Examples of Specific Activities
Work done by biomedical engineers may include a wide range of activities such as:
* Artificial organs (hearing aids, cardiac pacemakers, artificial kidneys and hearts, blood oxygenators, synthetic blood vessels, joints, arms, and legs).
* Automated patient monitoring (during surgery or in intensive care, healthy persons in unusual environments, such as astronauts in space or underwater divers at great depth).
* Blood chemistry sensors (potassium, sodium, O2, CO2, and pH).
* Advanced therapeutic and surgical devices (laser system for eye surgery, automated delivery of insulin, etc.).

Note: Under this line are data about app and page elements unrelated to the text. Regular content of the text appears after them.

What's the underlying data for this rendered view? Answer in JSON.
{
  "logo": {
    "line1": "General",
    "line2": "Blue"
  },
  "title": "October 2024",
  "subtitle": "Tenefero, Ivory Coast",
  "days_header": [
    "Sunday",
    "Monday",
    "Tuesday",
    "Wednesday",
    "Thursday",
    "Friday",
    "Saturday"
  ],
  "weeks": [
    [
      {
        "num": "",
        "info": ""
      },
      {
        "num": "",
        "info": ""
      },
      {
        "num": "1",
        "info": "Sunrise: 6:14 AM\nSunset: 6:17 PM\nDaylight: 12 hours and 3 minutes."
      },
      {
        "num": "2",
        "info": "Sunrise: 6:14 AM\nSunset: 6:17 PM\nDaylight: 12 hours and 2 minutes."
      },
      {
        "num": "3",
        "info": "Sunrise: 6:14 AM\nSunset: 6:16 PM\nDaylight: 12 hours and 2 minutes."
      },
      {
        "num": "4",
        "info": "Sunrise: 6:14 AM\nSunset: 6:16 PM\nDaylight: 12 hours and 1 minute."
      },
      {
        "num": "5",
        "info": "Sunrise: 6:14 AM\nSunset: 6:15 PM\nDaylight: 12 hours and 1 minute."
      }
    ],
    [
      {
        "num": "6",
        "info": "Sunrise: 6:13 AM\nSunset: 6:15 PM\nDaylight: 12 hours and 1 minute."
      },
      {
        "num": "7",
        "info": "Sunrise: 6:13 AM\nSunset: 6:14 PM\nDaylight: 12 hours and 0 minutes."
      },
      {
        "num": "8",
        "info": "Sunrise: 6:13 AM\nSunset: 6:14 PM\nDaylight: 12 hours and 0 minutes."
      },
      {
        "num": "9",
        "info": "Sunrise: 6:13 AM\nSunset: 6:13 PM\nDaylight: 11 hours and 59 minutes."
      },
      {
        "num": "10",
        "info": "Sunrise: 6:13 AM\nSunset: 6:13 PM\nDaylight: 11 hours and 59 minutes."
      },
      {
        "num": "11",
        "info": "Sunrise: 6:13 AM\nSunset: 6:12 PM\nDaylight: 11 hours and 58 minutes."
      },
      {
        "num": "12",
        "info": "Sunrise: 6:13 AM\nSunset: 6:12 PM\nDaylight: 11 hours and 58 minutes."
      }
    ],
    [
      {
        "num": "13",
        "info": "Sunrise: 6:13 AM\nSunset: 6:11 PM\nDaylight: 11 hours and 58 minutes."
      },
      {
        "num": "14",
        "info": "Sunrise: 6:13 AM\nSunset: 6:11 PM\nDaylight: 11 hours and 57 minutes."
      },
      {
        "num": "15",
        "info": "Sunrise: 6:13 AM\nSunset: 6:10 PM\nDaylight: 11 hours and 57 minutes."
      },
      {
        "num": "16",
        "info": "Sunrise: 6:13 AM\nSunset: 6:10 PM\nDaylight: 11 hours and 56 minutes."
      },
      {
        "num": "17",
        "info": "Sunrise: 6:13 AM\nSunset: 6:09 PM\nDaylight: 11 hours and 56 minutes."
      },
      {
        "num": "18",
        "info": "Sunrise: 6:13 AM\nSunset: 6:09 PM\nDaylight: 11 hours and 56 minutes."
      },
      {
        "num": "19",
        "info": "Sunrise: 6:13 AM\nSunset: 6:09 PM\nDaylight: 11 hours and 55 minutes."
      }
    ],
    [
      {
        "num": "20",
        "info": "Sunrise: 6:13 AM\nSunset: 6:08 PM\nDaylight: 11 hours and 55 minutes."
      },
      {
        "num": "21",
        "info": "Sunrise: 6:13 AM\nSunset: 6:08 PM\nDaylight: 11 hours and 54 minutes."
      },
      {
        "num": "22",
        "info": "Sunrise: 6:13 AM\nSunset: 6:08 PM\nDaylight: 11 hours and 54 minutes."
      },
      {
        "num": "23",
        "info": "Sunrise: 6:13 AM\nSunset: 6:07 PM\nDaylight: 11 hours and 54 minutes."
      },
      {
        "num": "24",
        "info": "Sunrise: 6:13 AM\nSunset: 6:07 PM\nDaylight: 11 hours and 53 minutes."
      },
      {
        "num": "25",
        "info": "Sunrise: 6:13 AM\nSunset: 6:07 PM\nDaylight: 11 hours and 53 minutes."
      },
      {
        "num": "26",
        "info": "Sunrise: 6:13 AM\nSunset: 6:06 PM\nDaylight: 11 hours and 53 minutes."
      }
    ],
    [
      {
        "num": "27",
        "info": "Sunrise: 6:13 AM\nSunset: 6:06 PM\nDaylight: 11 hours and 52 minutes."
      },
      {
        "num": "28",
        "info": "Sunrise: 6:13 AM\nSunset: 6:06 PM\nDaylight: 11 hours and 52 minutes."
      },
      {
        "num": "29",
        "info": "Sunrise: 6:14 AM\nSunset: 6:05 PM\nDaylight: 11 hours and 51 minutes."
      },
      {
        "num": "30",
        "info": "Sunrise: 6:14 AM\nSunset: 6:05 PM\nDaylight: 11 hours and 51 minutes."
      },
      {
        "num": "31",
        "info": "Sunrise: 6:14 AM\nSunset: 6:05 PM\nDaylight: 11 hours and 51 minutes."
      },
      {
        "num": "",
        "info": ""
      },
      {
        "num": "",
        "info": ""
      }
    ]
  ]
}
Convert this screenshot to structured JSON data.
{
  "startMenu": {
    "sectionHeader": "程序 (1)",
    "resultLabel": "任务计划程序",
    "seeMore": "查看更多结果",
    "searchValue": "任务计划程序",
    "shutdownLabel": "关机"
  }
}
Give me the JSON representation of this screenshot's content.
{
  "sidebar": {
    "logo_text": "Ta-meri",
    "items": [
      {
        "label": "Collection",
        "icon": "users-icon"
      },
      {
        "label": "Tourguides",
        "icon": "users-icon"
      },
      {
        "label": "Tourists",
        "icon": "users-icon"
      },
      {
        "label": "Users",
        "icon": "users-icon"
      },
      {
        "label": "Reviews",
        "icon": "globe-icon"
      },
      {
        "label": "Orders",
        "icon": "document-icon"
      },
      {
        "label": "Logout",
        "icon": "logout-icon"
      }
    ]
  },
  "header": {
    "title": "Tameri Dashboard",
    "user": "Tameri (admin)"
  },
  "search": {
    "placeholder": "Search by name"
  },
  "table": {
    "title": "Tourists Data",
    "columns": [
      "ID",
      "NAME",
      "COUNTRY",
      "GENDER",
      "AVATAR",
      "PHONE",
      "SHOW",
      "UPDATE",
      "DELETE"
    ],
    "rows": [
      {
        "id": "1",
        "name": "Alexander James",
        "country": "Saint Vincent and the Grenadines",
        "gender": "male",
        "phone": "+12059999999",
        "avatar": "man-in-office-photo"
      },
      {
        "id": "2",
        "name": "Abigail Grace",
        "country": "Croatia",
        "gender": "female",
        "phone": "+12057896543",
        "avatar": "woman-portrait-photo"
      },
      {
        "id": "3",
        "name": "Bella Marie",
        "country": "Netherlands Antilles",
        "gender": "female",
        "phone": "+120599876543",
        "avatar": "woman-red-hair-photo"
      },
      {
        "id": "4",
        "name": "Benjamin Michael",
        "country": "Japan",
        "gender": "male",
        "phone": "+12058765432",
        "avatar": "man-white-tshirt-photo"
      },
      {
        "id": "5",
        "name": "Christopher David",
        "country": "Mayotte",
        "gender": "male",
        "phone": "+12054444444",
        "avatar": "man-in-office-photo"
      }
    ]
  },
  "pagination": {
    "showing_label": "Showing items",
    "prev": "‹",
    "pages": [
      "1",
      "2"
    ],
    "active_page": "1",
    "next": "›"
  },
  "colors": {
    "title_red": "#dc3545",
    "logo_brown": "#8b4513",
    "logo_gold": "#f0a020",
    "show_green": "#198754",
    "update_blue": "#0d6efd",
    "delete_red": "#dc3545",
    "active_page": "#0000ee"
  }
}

* Application of expert systems and artificial intelligence to clinical decision making (computer-based systems for diagnosing diseases).
* Design of optimal clinical laboratories (computerized analyzer for blood samples, cardiac catheterization laboratory, etc.).
* Medical imaging systems (ultrasound, computer assisted tomography, magnetic resonance imaging, positron emission tomography, etc.).
* Computer modeling of physiologic systems (blood pressure control, renal function, visual and auditory nervous circuits, etc.).
* Biomaterials design (mechanical, transport and biocompatibility properties of implantable artificial materials).
* Biomechanics of injury and wound healing (gait analysis, application of growth factors, etc.).
* Sports medicine (rehabilitation, external support devices, etc.).
Where do Biomedical Engineers Work?
Biomedical engineers are employed in universities, in industry, in hospitals, in research facilities of educational and medical institutions, in teaching, and in government regulatory agencies. They often serve a coordinating or interfacing function, using their background in both the engineering and medical fields. In industry, they may create designs where an in-depth understanding of living systems and of technology is essential. They may be involved in performance testing of new or proposed products. Government positions often involve product testing and safety, as well as establishing safety standards for devices. In the hospital, the biomedical engineer may provide advice on the selection and use of medical equipment, as well as supervising its performance testing and maintenance. They may also build customized devices for special health care or research needs. In research institutions, biomedical engineers supervise laboratories and equipment, and participate in or direct research activities in collaboration with other researchers with such backgrounds as medicine, physiology, and nursing. Some biomedical engineers are technical advisors for marketing departments of companies and some are in management positions.